The big tech giants are currently at a crossroads. Over the next few years, both the public and regulators will continue to demonstrate concern that the dominance of a few big players is not healthy for either society or business. This will result in the forced break up of one or more of the big tech giants, significantly disrupting organizations that are dependent on them. Product and service offerings will be fractured and organizations will scramble to sustain operating models.
If big tech giants are forced to change, so will business. Organizations will need to find new vendors for a range of products and services, potentially having to use the services of unproven companies located in areas of the world with divergent regulatory approaches. There will be a period of significant turbulence in IT operations. Hundreds of systems will need to be replaced, with terabytes of data repatriated and thousands of contracts renegotiated, fracturing long-term IT strategies.
During this time of intense change, information security will be stretched to its limit. New and existing services will need to be assessed, as business continuity and recovery processes need to be revised and data needs to be transferred in a timely, secure manner. Meanwhile, amid this period of turbulence, malicious actors will seek out and prey on vulnerable, transitioning organizations.
What is the justification for this threat?
Between them, the big tech giants – Alphabet (parent organization of Google), Amazon, Apple, Facebook and Microsoft – are some of the most powerful companies in the world and dominate sectors such as online commerce, social media, search engines, mobile operating systems, streaming and cloud services; all areas on which organizations are dependent. In many cases, organizations are critically dependent on one or more of the big tech giants to provide their services and products. If a break up of one of the big tech giants happens there would be significant disruption to basic services that businesses take for granted.
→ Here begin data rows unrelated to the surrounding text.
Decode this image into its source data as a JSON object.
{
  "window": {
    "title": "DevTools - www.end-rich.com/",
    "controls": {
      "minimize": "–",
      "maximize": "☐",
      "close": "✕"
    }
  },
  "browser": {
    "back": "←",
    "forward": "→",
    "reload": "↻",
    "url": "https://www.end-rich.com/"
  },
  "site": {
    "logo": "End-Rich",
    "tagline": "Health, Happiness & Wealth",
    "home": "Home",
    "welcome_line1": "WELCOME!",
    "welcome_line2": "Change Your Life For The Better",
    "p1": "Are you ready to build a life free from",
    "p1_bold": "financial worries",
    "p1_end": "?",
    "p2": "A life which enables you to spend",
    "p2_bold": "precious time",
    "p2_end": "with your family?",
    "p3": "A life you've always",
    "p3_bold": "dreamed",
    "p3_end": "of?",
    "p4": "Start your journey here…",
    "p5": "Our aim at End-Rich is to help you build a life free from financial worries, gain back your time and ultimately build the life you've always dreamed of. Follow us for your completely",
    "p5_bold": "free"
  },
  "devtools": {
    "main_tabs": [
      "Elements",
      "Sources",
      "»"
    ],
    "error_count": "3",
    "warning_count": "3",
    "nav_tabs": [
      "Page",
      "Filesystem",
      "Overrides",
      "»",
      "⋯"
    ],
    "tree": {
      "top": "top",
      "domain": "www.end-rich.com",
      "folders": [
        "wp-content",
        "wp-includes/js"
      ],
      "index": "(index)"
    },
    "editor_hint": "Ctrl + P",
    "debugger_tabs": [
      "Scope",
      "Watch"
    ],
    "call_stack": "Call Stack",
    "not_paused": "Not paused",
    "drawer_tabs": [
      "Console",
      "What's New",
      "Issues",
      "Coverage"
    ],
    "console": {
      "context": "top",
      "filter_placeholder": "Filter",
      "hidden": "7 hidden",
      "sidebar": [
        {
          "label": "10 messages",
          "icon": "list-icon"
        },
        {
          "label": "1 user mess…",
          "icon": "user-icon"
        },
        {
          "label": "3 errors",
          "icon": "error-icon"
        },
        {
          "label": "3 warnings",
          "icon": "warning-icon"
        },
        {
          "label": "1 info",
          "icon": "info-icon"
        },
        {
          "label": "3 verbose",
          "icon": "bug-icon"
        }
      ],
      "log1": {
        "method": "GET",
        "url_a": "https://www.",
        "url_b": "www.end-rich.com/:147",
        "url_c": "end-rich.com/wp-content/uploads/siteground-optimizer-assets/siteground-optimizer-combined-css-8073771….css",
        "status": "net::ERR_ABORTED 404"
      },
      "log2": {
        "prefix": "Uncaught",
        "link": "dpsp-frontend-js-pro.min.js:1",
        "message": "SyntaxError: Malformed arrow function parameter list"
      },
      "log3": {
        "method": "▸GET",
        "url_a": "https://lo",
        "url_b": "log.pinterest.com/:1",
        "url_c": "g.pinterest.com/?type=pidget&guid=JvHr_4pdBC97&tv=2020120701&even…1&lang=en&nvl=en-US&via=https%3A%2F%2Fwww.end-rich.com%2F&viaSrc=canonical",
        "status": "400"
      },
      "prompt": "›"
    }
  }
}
The entire IT landscape would change, as organizations are forced to disentangle business functionality from a single ecosystem into a complex and distributed nexus of smaller providers. They would also need to fund previously free or inclusive services and retrieve and repatriate terabytes of data.
Public and government opinion of big tech firms has been negatively impacted by some high-profile scandals. In December 2018, it was reported that Facebook allowed other high-profile tech companies to access personal data on its platform by reading user messages. Facebook was also hit by the Cambridge Analytica scandal reported in early 2018, and Google was hit by a large European antitrust fine.
Calls for a break up of one or more of these big tech giants are getting louder, owing to their significant power and influence over business, politics and society, as well as their sheer dominance over industries. Many commentators draw comparison with the power and influence of Standard Oil in the early 20th Century, before it was broken up by regulators. This break up led to a period of significant turbulence for dependent businesses, as well as a reshuffling of many supply chains. The chair of America’s Federal Trade Commission and the European Commissioner for Competition signaled in late 2018 that legal changes aimed at correcting market distortions were being crafted on both sides of the Atlantic, suggesting a break up of one or more of the big tech giants may be imminent.
How should you prepare?
Calls for the breakup of big technology giants will reach their peak by 2021. By then, at least one will be broken up, significantly disrupting the availability of the products and services they provide to dependent organizations. From email to search engines, advertising, logistics and delivery, the entire operating environment will change. Malicious actors will also prey upon vulnerable, transitioning organizations.
Moving forward, organizations should evaluate overall dependencies on the big tech giants. This will ensure that if one of them is broken up, potential risk can be mitigated. Actions that can be taken now include reviewing and improving processes for managing technical vulnerabilities to include vulnerability scanning, remediation and patch management systems. Organizations should also carry out more targeted and detailed penetration testing. In the longer term, vendors should invest in secure coding practices, increase threat intelligence activities in conjunction with threat hunting to move from a reactive to a proactive stance, implement a cyber resilience program and ensure that zero-day vulnerabilities are a tested scenario during a cyber security exercise.